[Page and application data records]
- - - -

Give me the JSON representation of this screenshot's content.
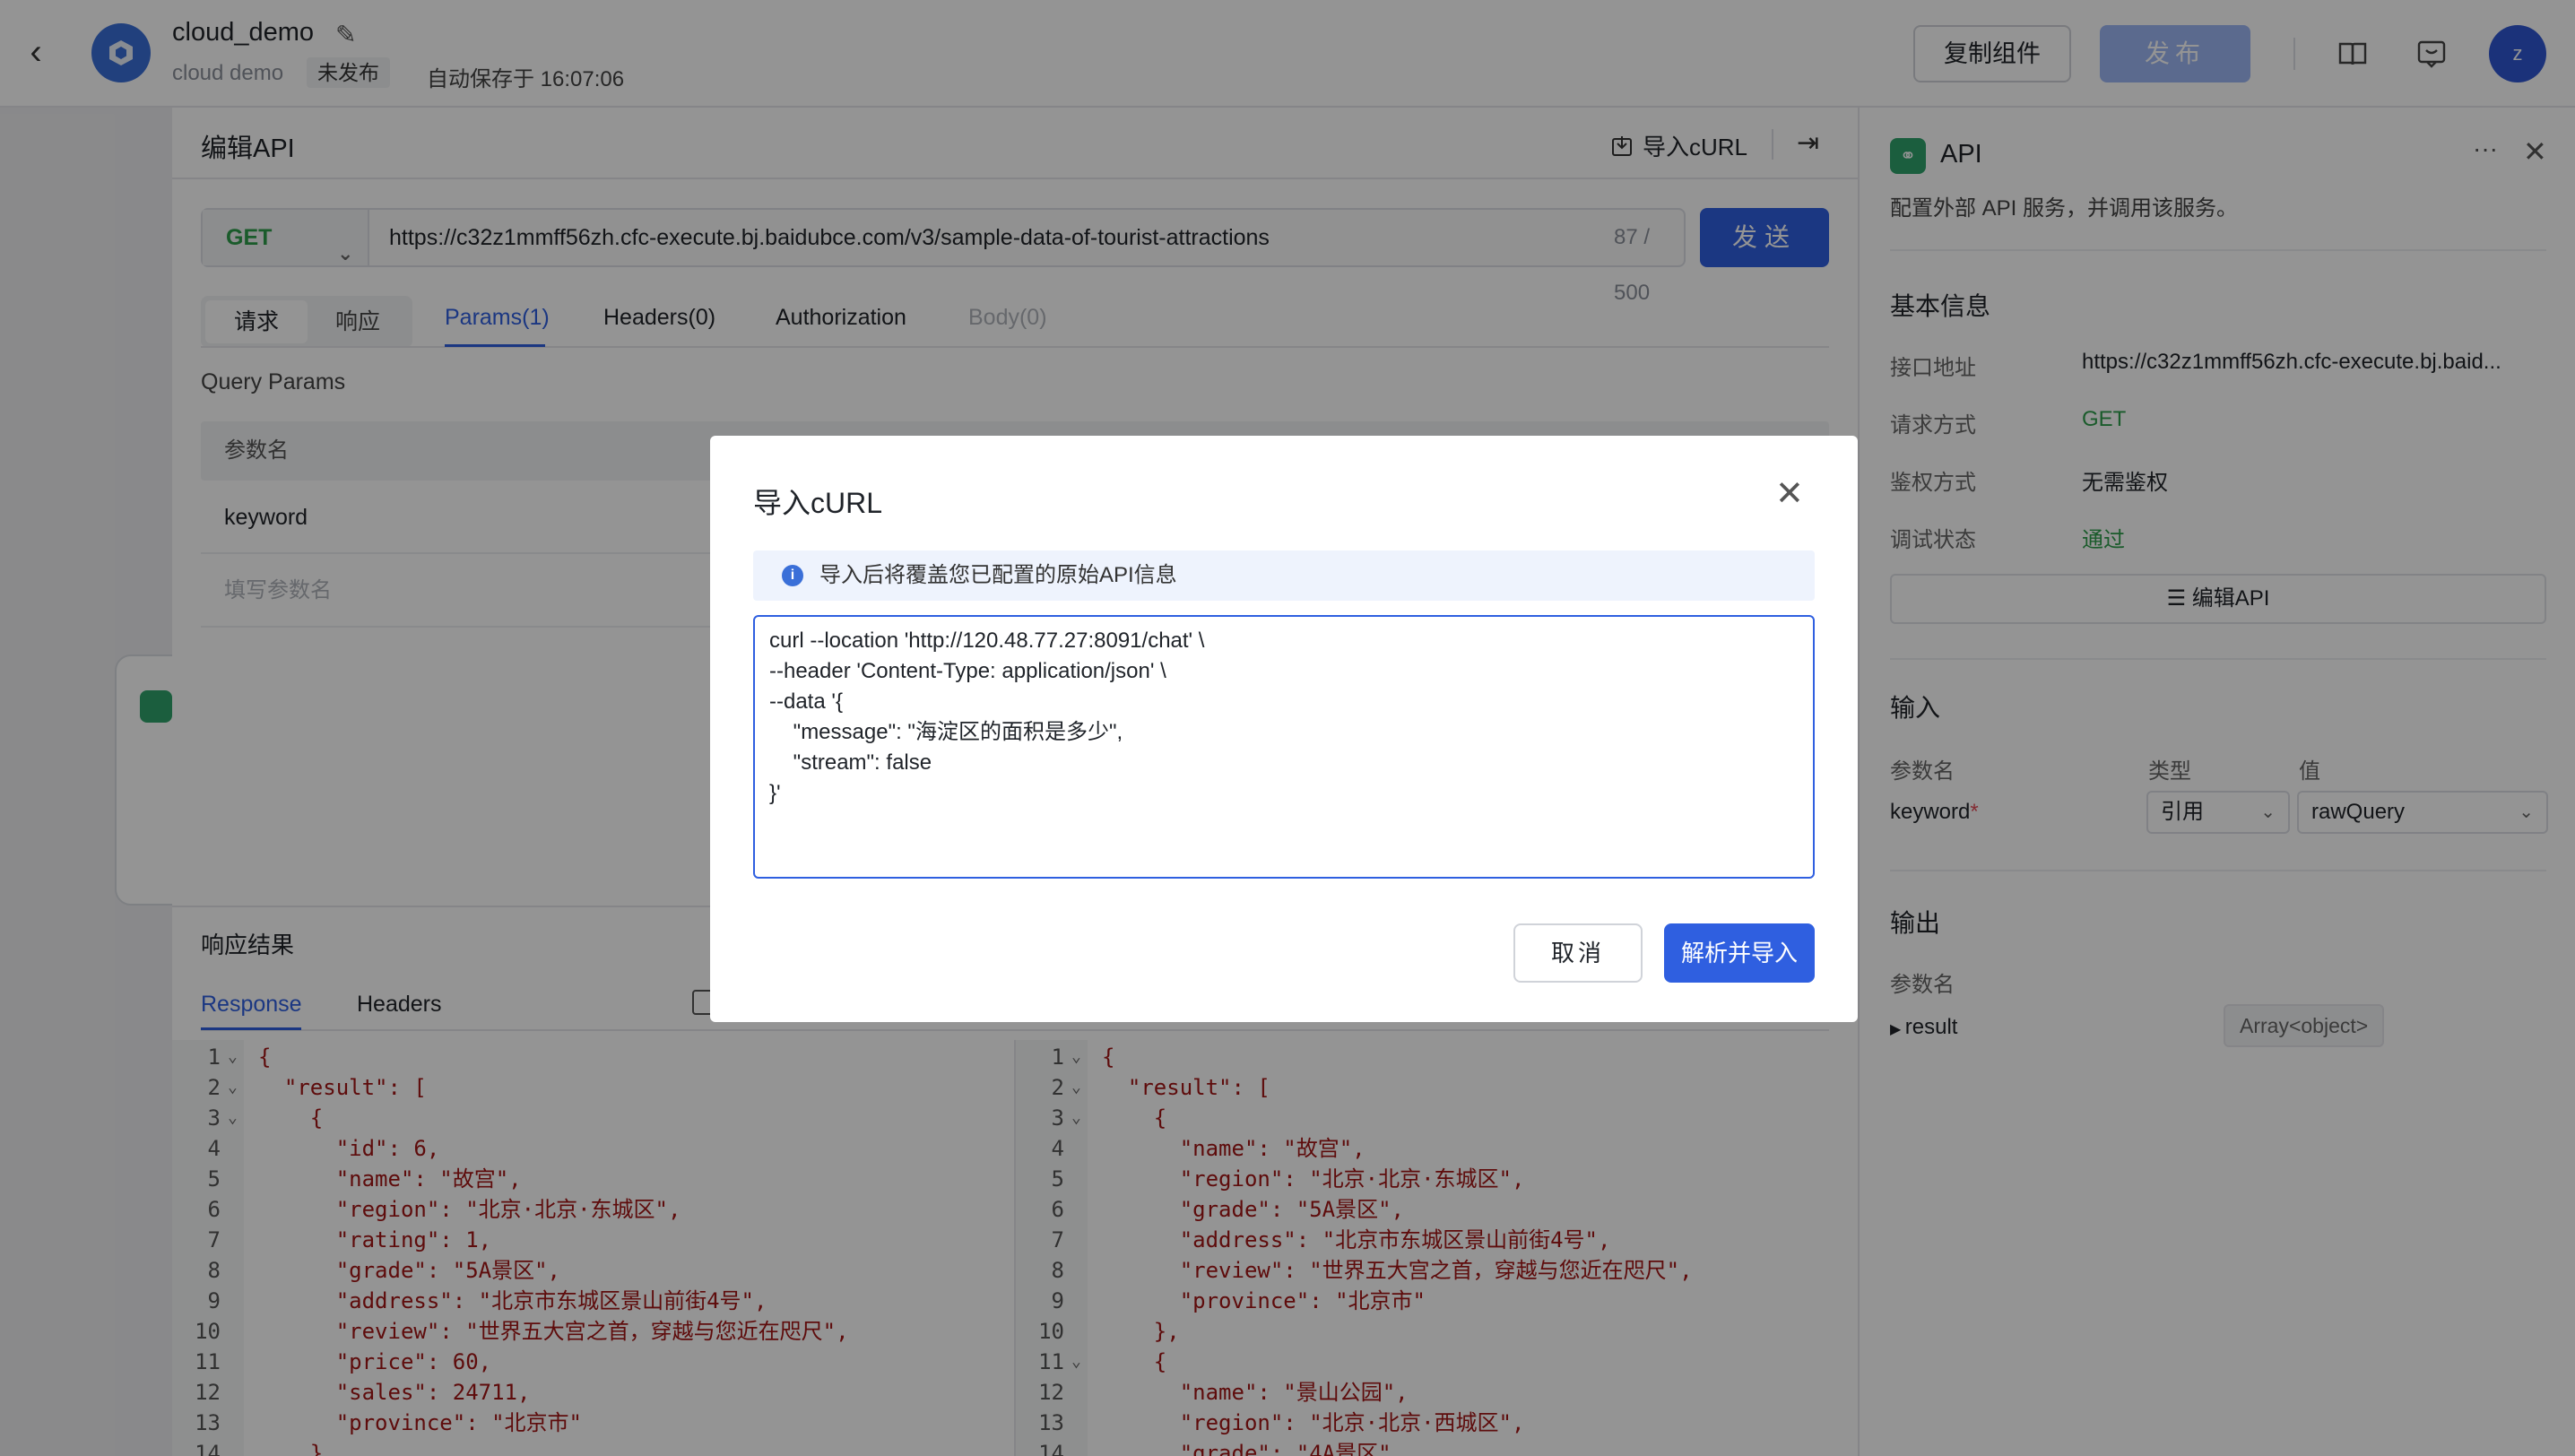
{
  "header": {
    "title": "cloud_demo",
    "subtitle": "cloud demo",
    "status_badge": "未发布",
    "autosave": "自动保存于 16:07:06",
    "copy_button": "复制组件",
    "publish_button": "发布",
    "avatar_letter": "z"
  },
  "edit_panel": {
    "title": "编辑API",
    "import_curl": "导入cURL",
    "method": "GET",
    "url": "https://c32z1mmff56zh.cfc-execute.bj.baidubce.com/v3/sample-data-of-tourist-attractions",
    "url_count": "87 / 500",
    "send_button": "发送",
    "segment": [
      "请求",
      "响应"
    ],
    "tabs": [
      "Params(1)",
      "Headers(0)",
      "Authorization",
      "Body(0)"
    ],
    "query_params_title": "Query Params",
    "param_name_header": "参数名",
    "param_key": "keyword",
    "param_placeholder": "填写参数名",
    "response_title": "响应结果",
    "response_tabs": [
      "Response",
      "Headers"
    ]
  },
  "code_left": [
    {
      "n": "1",
      "fold": true,
      "t": "{"
    },
    {
      "n": "2",
      "fold": true,
      "t": "  \"result\": ["
    },
    {
      "n": "3",
      "fold": true,
      "t": "    {"
    },
    {
      "n": "4",
      "fold": false,
      "t": "      \"id\": 6,"
    },
    {
      "n": "5",
      "fold": false,
      "t": "      \"name\": \"故宫\","
    },
    {
      "n": "6",
      "fold": false,
      "t": "      \"region\": \"北京·北京·东城区\","
    },
    {
      "n": "7",
      "fold": false,
      "t": "      \"rating\": 1,"
    },
    {
      "n": "8",
      "fold": false,
      "t": "      \"grade\": \"5A景区\","
    },
    {
      "n": "9",
      "fold": false,
      "t": "      \"address\": \"北京市东城区景山前街4号\","
    },
    {
      "n": "10",
      "fold": false,
      "t": "      \"review\": \"世界五大宫之首，穿越与您近在咫尺\","
    },
    {
      "n": "11",
      "fold": false,
      "t": "      \"price\": 60,"
    },
    {
      "n": "12",
      "fold": false,
      "t": "      \"sales\": 24711,"
    },
    {
      "n": "13",
      "fold": false,
      "t": "      \"province\": \"北京市\""
    },
    {
      "n": "14",
      "fold": false,
      "t": "    },"
    }
  ],
  "code_right": [
    {
      "n": "1",
      "fold": true,
      "t": "{"
    },
    {
      "n": "2",
      "fold": true,
      "t": "  \"result\": ["
    },
    {
      "n": "3",
      "fold": true,
      "t": "    {"
    },
    {
      "n": "4",
      "fold": false,
      "t": "      \"name\": \"故宫\","
    },
    {
      "n": "5",
      "fold": false,
      "t": "      \"region\": \"北京·北京·东城区\","
    },
    {
      "n": "6",
      "fold": false,
      "t": "      \"grade\": \"5A景区\","
    },
    {
      "n": "7",
      "fold": false,
      "t": "      \"address\": \"北京市东城区景山前街4号\","
    },
    {
      "n": "8",
      "fold": false,
      "t": "      \"review\": \"世界五大宫之首，穿越与您近在咫尺\","
    },
    {
      "n": "9",
      "fold": false,
      "t": "      \"province\": \"北京市\""
    },
    {
      "n": "10",
      "fold": false,
      "t": "    },"
    },
    {
      "n": "11",
      "fold": true,
      "t": "    {"
    },
    {
      "n": "12",
      "fold": false,
      "t": "      \"name\": \"景山公园\","
    },
    {
      "n": "13",
      "fold": false,
      "t": "      \"region\": \"北京·北京·西城区\","
    },
    {
      "n": "14",
      "fold": false,
      "t": "      \"grade\": \"4A景区\","
    }
  ],
  "right_panel": {
    "title": "API",
    "more": "···",
    "description": "配置外部 API 服务，并调用该服务。",
    "basic_info_title": "基本信息",
    "endpoint_label": "接口地址",
    "endpoint_value": "https://c32z1mmff56zh.cfc-execute.bj.baid...",
    "method_label": "请求方式",
    "method_value": "GET",
    "auth_label": "鉴权方式",
    "auth_value": "无需鉴权",
    "debug_label": "调试状态",
    "debug_value": "通过",
    "edit_api_button": "编辑API",
    "input_title": "输入",
    "col_param": "参数名",
    "col_type": "类型",
    "col_value": "值",
    "input_param": "keyword",
    "required_mark": "*",
    "input_type": "引用",
    "input_value": "rawQuery",
    "output_title": "输出",
    "output_col_param": "参数名",
    "output_param": "result",
    "output_type": "Array<object>"
  },
  "modal": {
    "title": "导入cURL",
    "alert": "导入后将覆盖您已配置的原始API信息",
    "curl_text": "curl --location 'http://120.48.77.27:8091/chat' \\\n--header 'Content-Type: application/json' \\\n--data '{\n    \"message\": \"海淀区的面积是多少\",\n    \"stream\": false\n}'",
    "cancel_button": "取消",
    "confirm_button": "解析并导入"
  },
  "colors": {
    "primary": "#2f5fe0",
    "success": "#2d9d4b",
    "publish_disabled": "#9db7f5"
  }
}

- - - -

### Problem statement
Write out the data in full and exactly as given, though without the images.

### Exercise solution
Give me the JSON representation of this screenshot's content.
{
  "header": {
    "title": "cloud_demo",
    "subtitle": "cloud demo",
    "status_badge": "未发布",
    "autosave": "自动保存于 16:07:06",
    "copy_button": "复制组件",
    "publish_button": "发布",
    "avatar_letter": "z"
  },
  "edit_panel": {
    "title": "编辑API",
    "import_curl": "导入cURL",
    "method": "GET",
    "url": "https://c32z1mmff56zh.cfc-execute.bj.baidubce.com/v3/sample-data-of-tourist-attractions",
    "url_count": "87 / 500",
    "send_button": "发送",
    "segment": [
      "请求",
      "响应"
    ],
    "tabs": [
      "Params(1)",
      "Headers(0)",
      "Authorization",
      "Body(0)"
    ],
    "query_params_title": "Query Params",
    "param_name_header": "参数名",
    "param_key": "keyword",
    "param_placeholder": "填写参数名",
    "response_title": "响应结果",
    "response_tabs": [
      "Response",
      "Headers"
    ]
  },
  "code_left": [
    {
      "n": "1",
      "fold": true,
      "t": "{"
    },
    {
      "n": "2",
      "fold": true,
      "t": "  \"result\": ["
    },
    {
      "n": "3",
      "fold": true,
      "t": "    {"
    },
    {
      "n": "4",
      "fold": false,
      "t": "      \"id\": 6,"
    },
    {
      "n": "5",
      "fold": false,
      "t": "      \"name\": \"故宫\","
    },
    {
      "n": "6",
      "fold": false,
      "t": "      \"region\": \"北京·北京·东城区\","
    },
    {
      "n": "7",
      "fold": false,
      "t": "      \"rating\": 1,"
    },
    {
      "n": "8",
      "fold": false,
      "t": "      \"grade\": \"5A景区\","
    },
    {
      "n": "9",
      "fold": false,
      "t": "      \"address\": \"北京市东城区景山前街4号\","
    },
    {
      "n": "10",
      "fold": false,
      "t": "      \"review\": \"世界五大宫之首，穿越与您近在咫尺\","
    },
    {
      "n": "11",
      "fold": false,
      "t": "      \"price\": 60,"
    },
    {
      "n": "12",
      "fold": false,
      "t": "      \"sales\": 24711,"
    },
    {
      "n": "13",
      "fold": false,
      "t": "      \"province\": \"北京市\""
    },
    {
      "n": "14",
      "fold": false,
      "t": "    },"
    }
  ],
  "code_right": [
    {
      "n": "1",
      "fold": true,
      "t": "{"
    },
    {
      "n": "2",
      "fold": true,
      "t": "  \"result\": ["
    },
    {
      "n": "3",
      "fold": true,
      "t": "    {"
    },
    {
      "n": "4",
      "fold": false,
      "t": "      \"name\": \"故宫\","
    },
    {
      "n": "5",
      "fold": false,
      "t": "      \"region\": \"北京·北京·东城区\","
    },
    {
      "n": "6",
      "fold": false,
      "t": "      \"grade\": \"5A景区\","
    },
    {
      "n": "7",
      "fold": false,
      "t": "      \"address\": \"北京市东城区景山前街4号\","
    },
    {
      "n": "8",
      "fold": false,
      "t": "      \"review\": \"世界五大宫之首，穿越与您近在咫尺\","
    },
    {
      "n": "9",
      "fold": false,
      "t": "      \"province\": \"北京市\""
    },
    {
      "n": "10",
      "fold": false,
      "t": "    },"
    },
    {
      "n": "11",
      "fold": true,
      "t": "    {"
    },
    {
      "n": "12",
      "fold": false,
      "t": "      \"name\": \"景山公园\","
    },
    {
      "n": "13",
      "fold": false,
      "t": "      \"region\": \"北京·北京·西城区\","
    },
    {
      "n": "14",
      "fold": false,
      "t": "      \"grade\": \"4A景区\","
    }
  ],
  "right_panel": {
    "title": "API",
    "more": "···",
    "description": "配置外部 API 服务，并调用该服务。",
    "basic_info_title": "基本信息",
    "endpoint_label": "接口地址",
    "endpoint_value": "https://c32z1mmff56zh.cfc-execute.bj.baid...",
    "method_label": "请求方式",
    "method_value": "GET",
    "auth_label": "鉴权方式",
    "auth_value": "无需鉴权",
    "debug_label": "调试状态",
    "debug_value": "通过",
    "edit_api_button": "编辑API",
    "input_title": "输入",
    "col_param": "参数名",
    "col_type": "类型",
    "col_value": "值",
    "input_param": "keyword",
    "required_mark": "*",
    "input_type": "引用",
    "input_value": "rawQuery",
    "output_title": "输出",
    "output_col_param": "参数名",
    "output_param": "result",
    "output_type": "Array<object>"
  },
  "modal": {
    "title": "导入cURL",
    "alert": "导入后将覆盖您已配置的原始API信息",
    "curl_text": "curl --location 'http://120.48.77.27:8091/chat' \\\n--header 'Content-Type: application/json' \\\n--data '{\n    \"message\": \"海淀区的面积是多少\",\n    \"stream\": false\n}'",
    "cancel_button": "取消",
    "confirm_button": "解析并导入"
  },
  "colors": {
    "primary": "#2f5fe0",
    "success": "#2d9d4b",
    "publish_disabled": "#9db7f5"
  }
}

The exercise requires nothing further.